Thursday, 28 April 2016

Be wary of researchers

A lot of the time, trans folk are approached by students, artists, TV companies, etc. to be part of their research, projects, documentaries and so on.

Sounds good, huh? People interested in transgender matters want to make us better known.

And sometimes the research is legitimate. I've taken part in a couple of peer-reviewed academic studies and they were all to the good.

But so much of the time the person contacting you wants you to be part of their project for which the agenda has already been set by them:

"I want transgender people to be interviewed for my dissertation on the discrimination suffered by them everywhere so that they can give real-life examples of this common occurrence"

"I want transgender people for my performance art project where performers will eat endless candies to represent the oppression of having to take hormone pills"

"I want transgender people for my photography show which will show your male and female portraits side by side"

"I want transgender people for this great documentary we're doing about how transgender girls find it a struggle to come out to their families. We'd like to film you telling your family that you are a transgender and show their reaction. We will be very respectful to all participants, of course, and you will be on national TV. We retain control of all content and editorial matters."

Yes, these are the kinds of requests I've received and seen over the years. Students who have already decided what the outcome of their research should be and want examples to back them up. (Evidence-based conclusions? What's that?) Media types who want to exploit vulnerabilities for entertainment (sorry, educational, sensitive documentation for improving public awareness). Artists with all the greed of hedge fund manager, the bullying of a sargeant and the sensitivity of a brick.

So what I would say to you if you want to take part in research or a project is: it may be good and worthwhile ... or it may not.
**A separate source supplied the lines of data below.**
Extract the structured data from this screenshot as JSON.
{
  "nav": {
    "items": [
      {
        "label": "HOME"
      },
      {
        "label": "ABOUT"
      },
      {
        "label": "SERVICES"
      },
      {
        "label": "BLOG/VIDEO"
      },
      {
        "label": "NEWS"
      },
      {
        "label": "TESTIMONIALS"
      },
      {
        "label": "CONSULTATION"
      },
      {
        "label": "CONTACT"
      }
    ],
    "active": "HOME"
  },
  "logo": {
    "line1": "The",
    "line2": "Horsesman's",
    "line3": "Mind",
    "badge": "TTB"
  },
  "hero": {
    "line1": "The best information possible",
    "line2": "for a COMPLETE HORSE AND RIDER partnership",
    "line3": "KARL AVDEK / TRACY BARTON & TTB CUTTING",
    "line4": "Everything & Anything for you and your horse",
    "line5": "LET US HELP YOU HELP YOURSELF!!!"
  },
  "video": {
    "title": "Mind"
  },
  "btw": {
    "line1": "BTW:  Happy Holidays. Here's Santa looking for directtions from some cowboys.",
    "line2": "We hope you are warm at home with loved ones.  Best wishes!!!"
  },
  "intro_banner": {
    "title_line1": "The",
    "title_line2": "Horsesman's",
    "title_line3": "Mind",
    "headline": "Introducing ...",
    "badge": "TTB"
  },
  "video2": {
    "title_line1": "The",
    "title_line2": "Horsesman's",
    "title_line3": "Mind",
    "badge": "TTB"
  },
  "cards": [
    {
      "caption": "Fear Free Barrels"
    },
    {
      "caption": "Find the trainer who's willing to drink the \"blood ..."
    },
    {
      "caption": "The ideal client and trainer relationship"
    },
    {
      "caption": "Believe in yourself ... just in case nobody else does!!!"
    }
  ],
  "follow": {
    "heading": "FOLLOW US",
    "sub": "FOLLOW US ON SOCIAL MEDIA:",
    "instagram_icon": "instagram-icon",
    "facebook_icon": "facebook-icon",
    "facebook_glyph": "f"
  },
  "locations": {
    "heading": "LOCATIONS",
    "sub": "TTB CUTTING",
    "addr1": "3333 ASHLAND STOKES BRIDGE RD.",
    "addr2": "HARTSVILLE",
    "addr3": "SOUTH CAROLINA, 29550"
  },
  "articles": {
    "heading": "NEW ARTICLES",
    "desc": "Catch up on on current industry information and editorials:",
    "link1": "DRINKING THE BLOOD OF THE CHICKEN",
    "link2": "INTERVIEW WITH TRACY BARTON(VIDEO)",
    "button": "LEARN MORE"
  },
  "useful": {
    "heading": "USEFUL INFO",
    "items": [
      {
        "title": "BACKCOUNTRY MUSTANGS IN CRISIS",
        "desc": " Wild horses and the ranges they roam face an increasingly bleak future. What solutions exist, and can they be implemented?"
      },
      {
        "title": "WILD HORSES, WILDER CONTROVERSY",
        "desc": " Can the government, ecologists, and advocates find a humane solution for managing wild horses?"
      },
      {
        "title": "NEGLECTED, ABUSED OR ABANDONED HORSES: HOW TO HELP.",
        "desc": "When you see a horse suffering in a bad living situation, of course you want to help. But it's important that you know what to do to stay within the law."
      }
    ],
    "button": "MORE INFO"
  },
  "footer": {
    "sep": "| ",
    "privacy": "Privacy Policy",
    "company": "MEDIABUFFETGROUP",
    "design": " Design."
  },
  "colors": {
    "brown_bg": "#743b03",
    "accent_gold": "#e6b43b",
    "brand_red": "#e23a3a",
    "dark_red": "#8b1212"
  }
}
Find out what's really going on before committing yourself, and don't support other people's set agenda or preconceptions. We are who we are, not who they say we are.

I do so wish there were more legitimate, properly funded and peer-reviewed neutral research by professionals on trans life - why we are, how we are, not what we are or are deemed to be, especially not for prurient curiosity or entertainment.

Sue x


  1. Wise words, if I may say. The phrase from a well known trans book comes to mind: "you can die from exposure"

    Harsh? Perhaps, but the media and society aren't always as forgiving as our social circles.

  2. I've yet to accept any such request, It doesn't appeal to me. I've heard of far too many pitfalls and seen far too many recent programs.